Between 40,000 and 80,000 new cancer cased are diagnosed each year. According to a report published in 2010 and posted on the website of Kenya Network of Cancer Organization, 18,000 cancer deaths were reported in 2005. Cancer kills about 27,000 Kenyans every year, a majority of them in the prime age.
About 80 percent of reported cancer cases are diagnosed when it is too late. In 2006, 65 percent of women who were diagnosed with cervical cancer died. The National Cancer Control Strategy 2011-2016 admits that cancer is the third as a leading cause of death after infectious and cardiovascular diseases.
The proportion of the overall disease burden in sub-Saharan Africa attributable to cancer is rising, and the region is predicted to have a greater than 85 percent increase in cancer burden by 2030. Experts now believe that there is a relationship between the increase in cancer cases and the persistence of infectious diseases associated with the risk of malignancies. It is estimated that infectious viral and bacterial agents cause around 2 million cancer cases each year, most of them in Africa.
The National Cancer Control Strategy is unambiguous about what action is needed; screening, early detection and treatment; efficient referral systems, prevention, control of infectious diseases linked to cancer, enhancing access to cancer treatment services, human capacity development. But what really is going on, beyond having a strategy?
In my view, the dominant perception among health policy officials in this country is that cancer is not a serious public health problem. This perception has a significant influence on public health policy and resource allocation. That is why Kenya has only two cancer machines, both of them located at Kenyatta National Hospital in the capital city of Nairobi.
When the Cabinet Secretary Michael Kamau received the first consignment of 4000 tones of rails for the Standard Gauge Railway in January 2015, he said the government would push China Road and Bridge Cooperation to complete the 609-kilometer line before the next general election in 2017. We have not seen such urgency and zeal in addressing the plight of Kenyans suffering from cancer.

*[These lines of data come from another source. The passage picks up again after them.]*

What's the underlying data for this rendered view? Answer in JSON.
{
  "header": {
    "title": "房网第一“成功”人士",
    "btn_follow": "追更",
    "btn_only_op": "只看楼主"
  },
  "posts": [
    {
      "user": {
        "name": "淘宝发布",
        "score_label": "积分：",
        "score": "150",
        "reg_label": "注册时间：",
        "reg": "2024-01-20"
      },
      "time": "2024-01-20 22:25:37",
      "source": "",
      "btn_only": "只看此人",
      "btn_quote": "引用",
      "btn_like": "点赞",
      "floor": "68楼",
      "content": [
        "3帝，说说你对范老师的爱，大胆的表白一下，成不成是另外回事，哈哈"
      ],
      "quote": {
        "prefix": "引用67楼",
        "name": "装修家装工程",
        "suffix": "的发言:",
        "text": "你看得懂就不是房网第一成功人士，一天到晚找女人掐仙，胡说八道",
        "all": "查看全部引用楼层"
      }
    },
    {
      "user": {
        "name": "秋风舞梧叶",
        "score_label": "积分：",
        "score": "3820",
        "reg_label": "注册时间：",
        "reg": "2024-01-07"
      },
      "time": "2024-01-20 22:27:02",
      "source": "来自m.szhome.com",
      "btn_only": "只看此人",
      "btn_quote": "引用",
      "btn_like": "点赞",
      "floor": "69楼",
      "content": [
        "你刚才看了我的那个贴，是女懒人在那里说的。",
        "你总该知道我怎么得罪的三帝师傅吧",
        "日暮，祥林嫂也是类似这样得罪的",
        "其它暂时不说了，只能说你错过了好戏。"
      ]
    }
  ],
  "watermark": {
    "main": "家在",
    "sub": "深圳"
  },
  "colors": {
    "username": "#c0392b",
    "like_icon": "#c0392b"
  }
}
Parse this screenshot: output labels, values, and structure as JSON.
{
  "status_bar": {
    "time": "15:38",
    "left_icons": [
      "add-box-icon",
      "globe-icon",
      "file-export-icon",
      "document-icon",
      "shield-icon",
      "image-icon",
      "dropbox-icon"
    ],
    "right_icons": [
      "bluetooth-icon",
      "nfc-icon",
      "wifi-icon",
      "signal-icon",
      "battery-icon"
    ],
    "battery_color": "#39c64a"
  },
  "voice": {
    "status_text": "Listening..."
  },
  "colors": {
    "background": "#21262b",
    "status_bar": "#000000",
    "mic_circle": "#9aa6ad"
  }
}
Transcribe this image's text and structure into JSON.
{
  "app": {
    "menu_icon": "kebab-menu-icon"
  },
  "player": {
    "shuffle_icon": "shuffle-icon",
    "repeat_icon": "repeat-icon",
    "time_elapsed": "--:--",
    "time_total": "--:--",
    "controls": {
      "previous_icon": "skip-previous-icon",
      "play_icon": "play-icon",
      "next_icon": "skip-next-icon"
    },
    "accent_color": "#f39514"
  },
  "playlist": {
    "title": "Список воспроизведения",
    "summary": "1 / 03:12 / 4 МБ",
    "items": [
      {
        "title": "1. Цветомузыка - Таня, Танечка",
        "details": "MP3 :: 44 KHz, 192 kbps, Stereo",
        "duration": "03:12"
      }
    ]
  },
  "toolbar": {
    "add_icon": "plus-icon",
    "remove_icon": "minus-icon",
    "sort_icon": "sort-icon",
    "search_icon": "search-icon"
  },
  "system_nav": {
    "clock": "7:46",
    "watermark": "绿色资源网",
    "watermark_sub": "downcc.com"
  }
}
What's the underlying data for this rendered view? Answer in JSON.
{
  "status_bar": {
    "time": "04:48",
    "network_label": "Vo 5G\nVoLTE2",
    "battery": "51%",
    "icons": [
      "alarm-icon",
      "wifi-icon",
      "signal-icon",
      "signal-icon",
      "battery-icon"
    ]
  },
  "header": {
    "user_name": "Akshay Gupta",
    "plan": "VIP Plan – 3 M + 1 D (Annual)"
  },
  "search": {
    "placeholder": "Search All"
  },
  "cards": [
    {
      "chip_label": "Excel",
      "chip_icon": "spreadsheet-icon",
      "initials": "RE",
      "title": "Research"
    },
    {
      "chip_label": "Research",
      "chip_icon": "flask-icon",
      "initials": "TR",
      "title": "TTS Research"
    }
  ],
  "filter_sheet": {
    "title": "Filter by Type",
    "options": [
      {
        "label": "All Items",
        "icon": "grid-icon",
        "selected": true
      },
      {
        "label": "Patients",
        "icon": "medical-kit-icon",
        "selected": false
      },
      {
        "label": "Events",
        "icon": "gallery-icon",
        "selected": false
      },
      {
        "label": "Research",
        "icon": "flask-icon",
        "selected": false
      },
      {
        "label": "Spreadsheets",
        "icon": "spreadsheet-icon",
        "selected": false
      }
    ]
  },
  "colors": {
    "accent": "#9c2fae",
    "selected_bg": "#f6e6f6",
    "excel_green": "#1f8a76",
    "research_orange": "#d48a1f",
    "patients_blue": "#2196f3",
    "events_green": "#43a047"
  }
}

Simeon Munda, the Chief Executive Officer of Kenyatta National Hospital (KNH), revealed that 1,300 cancer patients are on the waiting list, with appointments stretching as far as 2017. Tens of thousands more cancer patients could wait beyond 2017 to receive cancer treatment at KNH.
Cancer is an urgent public health issue, which demands immediate attention. Given that we have half decent population health records and that cancer is also linked with infectious diseases, my guess is that we are staring at a catastrophic epidemic.
Think about this. Bacteria that cause ulcers can cause stomach cancer. The parasite responsible for bilharzia can lead to bladder cancer. People infected with HIV have a substantially higher risk of some types of cancer. Three of these cancers, AIDS-defining malignancies are Kaposi sarcoma, cervical cancer and non-Hodgkin lymphoma. Moreover, people with HIV are five times more likely to be diagnosed with liver cancer.
We need national and county population-based cancer registries. This means that we must step up screening and diagnostic capacity at the county level. The registry system should be used to report on cancer incidence, cancer type, gender, age, socio-economic status, race/ethnicity, year of diagnosis, trends, survival and prevalence.
The data will be critical to supporting cancer research to understand the specific causes and developmental mechanisms of cancers that are prevalent in our society, and specific to socio-economic, infectious disease and genetic risk factors. The data will also help build public awareness and provide evidence for advocacy for funding as well as put pressure on the government to implement the National Cancer Control Strategy 2011-2016 before it expires.
The conversation about cancer must go beyond the outrage about the breakdown or shortage of radiation therapy devices. It must be about the strategies and action needed to build a health infrastructure, leveraging both public and private investments to cope with the double burden of infectious and non-communicable diseases.
We must address the crippling shortage of healthcare personnel. Over 1,800 doctors and hundreds of nurses have resigned from the public sector since the management of health services was devolved to the counties.
Without enough doctors, nurses and community health workers the gains against infectious diseases will be reversed and we will certainly, not forestall the onslaught of cancer and other non-communicable diseases.